1. S.S. Jodhka, ‘Regions and Communities: Social Identities in Contemporary Punjab’ in Rajendra Vora and Anne Feldhaus (eds.), Region, Culture, and Politics in India. Manohar, Delhi, 2006, pp. 299-316.

2. Baldev Raj Nayar, Minority Politics in the Punjab. Princeton University Press, New Jersey, 1966.

3. Interestingly enough, it was not only the communally motivated right-wing Hindu organizations that opposed linguistic reorganization of Punjab during the 1950s and 1960s. Some dalit leaders from the state were also worried about the likely expansion in power of the landowning caste at the state level and its possible implications for the landless dalits who depended on Jutt landowners for employment at the local level (see Baldev Raj Nayar, ibid.).

4. See, for example, Darshan Tatla’s work on Canada, The Sikh Diaspora: The Search for Statehood. University of Washington Press, Washington, 1999, and Gurharpal Singh and Darshan Tatla’s work on Britain, Sikhs in Britain: The Making of a Community. Zed Books, London, 2006.
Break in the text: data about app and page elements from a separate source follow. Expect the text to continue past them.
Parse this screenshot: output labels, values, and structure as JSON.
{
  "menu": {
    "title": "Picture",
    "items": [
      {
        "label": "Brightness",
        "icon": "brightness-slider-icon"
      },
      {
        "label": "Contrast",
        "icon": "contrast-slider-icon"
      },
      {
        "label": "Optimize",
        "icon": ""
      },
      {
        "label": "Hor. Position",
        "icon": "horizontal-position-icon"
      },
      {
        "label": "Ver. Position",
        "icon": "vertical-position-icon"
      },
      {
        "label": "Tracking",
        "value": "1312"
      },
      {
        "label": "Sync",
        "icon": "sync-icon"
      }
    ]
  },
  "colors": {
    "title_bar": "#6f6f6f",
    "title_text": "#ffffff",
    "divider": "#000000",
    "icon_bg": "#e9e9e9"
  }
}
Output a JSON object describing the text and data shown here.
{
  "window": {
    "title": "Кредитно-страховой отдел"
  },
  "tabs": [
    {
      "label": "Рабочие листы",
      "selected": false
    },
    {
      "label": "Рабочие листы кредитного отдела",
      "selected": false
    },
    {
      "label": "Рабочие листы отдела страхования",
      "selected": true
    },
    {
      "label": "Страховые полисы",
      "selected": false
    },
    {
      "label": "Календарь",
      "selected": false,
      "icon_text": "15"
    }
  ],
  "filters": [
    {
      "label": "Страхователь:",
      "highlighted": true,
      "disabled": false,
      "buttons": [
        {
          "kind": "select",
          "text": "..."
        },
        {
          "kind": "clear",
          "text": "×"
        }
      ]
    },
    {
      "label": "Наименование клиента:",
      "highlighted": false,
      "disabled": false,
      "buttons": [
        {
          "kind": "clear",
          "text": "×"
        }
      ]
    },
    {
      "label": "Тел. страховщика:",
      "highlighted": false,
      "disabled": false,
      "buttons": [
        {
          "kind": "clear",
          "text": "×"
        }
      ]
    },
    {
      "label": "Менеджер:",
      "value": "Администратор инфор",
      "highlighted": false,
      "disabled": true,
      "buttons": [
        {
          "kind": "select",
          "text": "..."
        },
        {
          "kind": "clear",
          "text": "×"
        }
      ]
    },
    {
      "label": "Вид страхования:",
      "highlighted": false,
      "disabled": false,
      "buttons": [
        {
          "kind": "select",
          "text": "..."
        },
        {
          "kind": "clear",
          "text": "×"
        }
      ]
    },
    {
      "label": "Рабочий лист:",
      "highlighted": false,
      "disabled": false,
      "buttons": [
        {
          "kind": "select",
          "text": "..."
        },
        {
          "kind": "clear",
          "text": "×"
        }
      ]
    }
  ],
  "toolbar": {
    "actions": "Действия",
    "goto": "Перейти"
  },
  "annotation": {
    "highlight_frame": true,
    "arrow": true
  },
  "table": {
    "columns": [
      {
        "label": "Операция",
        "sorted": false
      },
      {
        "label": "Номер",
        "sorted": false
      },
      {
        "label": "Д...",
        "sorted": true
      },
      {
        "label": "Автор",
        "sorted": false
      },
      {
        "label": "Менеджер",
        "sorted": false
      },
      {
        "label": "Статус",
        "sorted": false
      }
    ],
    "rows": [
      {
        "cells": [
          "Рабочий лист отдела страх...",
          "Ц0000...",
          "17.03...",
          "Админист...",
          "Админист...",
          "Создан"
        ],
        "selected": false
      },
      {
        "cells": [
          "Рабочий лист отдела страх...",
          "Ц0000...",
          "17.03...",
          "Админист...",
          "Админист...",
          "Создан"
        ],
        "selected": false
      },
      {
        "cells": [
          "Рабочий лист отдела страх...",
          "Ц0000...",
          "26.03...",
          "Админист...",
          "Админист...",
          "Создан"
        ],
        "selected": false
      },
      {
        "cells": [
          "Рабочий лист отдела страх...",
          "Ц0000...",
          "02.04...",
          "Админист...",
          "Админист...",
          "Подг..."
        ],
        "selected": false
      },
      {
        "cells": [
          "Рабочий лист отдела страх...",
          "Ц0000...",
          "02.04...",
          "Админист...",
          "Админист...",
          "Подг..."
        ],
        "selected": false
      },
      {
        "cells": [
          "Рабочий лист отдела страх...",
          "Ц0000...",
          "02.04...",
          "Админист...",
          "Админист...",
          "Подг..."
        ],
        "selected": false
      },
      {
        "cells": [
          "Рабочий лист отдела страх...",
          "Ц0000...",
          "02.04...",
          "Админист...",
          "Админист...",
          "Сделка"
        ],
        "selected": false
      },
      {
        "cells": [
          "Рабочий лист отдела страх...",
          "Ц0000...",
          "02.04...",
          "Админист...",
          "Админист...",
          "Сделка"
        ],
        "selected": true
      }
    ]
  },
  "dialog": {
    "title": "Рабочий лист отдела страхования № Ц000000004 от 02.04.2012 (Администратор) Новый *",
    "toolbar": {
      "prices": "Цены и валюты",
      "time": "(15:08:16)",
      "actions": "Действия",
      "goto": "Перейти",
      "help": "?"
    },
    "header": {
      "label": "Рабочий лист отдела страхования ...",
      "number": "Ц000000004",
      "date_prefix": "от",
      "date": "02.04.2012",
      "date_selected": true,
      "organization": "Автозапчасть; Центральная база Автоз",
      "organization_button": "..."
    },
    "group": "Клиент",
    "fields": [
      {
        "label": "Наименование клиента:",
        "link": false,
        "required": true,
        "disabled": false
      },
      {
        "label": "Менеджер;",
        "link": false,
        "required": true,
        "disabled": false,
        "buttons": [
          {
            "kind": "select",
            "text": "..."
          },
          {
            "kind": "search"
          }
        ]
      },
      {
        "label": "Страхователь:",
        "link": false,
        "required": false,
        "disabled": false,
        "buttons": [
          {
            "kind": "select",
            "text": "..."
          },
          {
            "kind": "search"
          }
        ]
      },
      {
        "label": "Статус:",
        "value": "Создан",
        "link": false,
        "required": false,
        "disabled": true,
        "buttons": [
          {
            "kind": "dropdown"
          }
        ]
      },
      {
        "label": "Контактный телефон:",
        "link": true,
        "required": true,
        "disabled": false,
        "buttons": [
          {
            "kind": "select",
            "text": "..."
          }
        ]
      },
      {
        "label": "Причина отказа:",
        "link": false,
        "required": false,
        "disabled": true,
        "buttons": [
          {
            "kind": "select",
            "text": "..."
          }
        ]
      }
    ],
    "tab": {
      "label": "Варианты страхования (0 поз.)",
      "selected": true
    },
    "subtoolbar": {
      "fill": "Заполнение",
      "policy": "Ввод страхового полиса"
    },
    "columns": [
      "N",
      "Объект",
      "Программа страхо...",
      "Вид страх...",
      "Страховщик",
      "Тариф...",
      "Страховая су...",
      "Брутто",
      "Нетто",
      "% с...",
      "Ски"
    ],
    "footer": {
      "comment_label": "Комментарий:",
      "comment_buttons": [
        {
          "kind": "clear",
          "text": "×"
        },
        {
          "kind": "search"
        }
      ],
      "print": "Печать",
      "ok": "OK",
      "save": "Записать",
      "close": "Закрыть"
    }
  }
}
5. In contrast, this has not been the case with the Sikhs living in different parts of India, outside Punjab. A large majority of them are those who migrated from the urban centre of western Punjab at the time of partition and invariably belong to non-agricultural caste groups.

6. D.S. Kohli and N. Singh, ‘The Green Revolution in Punjab, India: The Economics of Technological Change.’ Conference paper, 1997.

7. For example, despite its criticism, the recent report of the World Bank on the Punjab economy lauds it as ‘India’s most prosperous and developed state with the lowest poverty rate... The remarkable development record of Punjab can also be inferred from the fact that it has already achieved, or is well on track to achieve, most of the Millennium Development Goals… Most citizens of Punjab have thus already achieved a level of socio-economic status that the majority of Indian citizens are unlikely to experience in their lifetime.’ World Bank, Resuming Punjab’s Prosperity: Opportunities and Challenges Ahead. Poverty Reduction and Economic Management Sector Unit, South Asia Region, New Delhi, 2004, p. 3.

8. Stefan Lindberg, ‘Whom and What To Fight?: Notes and Queries on Indian Farmers Collective Action Under Liberalisation and Globalisation.’ Unpublished seminar paper, Punjab University, Patiala, 2005, p. 11.

9. S.S. Jodhka, ‘Caste and Untouchability in Rural Punjab’, Economic and Political Weekly 37(19), 2002, pp. 1813-23. Also, S.S. Jodhka, ‘Sikhism and the Caste Question: Dalits and Their Politics in Contemporary Punjab’, Contributions to Indian Sociology (n.s.) 23(1-2), 2004, pp. 165-92, and S.S. Jodhka and P. Louis, ‘Caste Tensions in Punjab: Talhan and Beyond’, Economic and Political Weekly 38(28), 2003, pp. 2923-6.

10. Historically speaking, caste has not been a dominant idiom of Punjab politics. Caste interests or caste based political battles have invariably been fought under the garb of religious politics. Even dalits have waged their struggles for dignity and rights through religious movements. The Ad Dharam movement during the colonial period and mobilization by the urban Balmikis in recent times are good examples of this. However, in the changing contours of national politics, caste identities have acquired new political value, particularly for those from the dalit communities.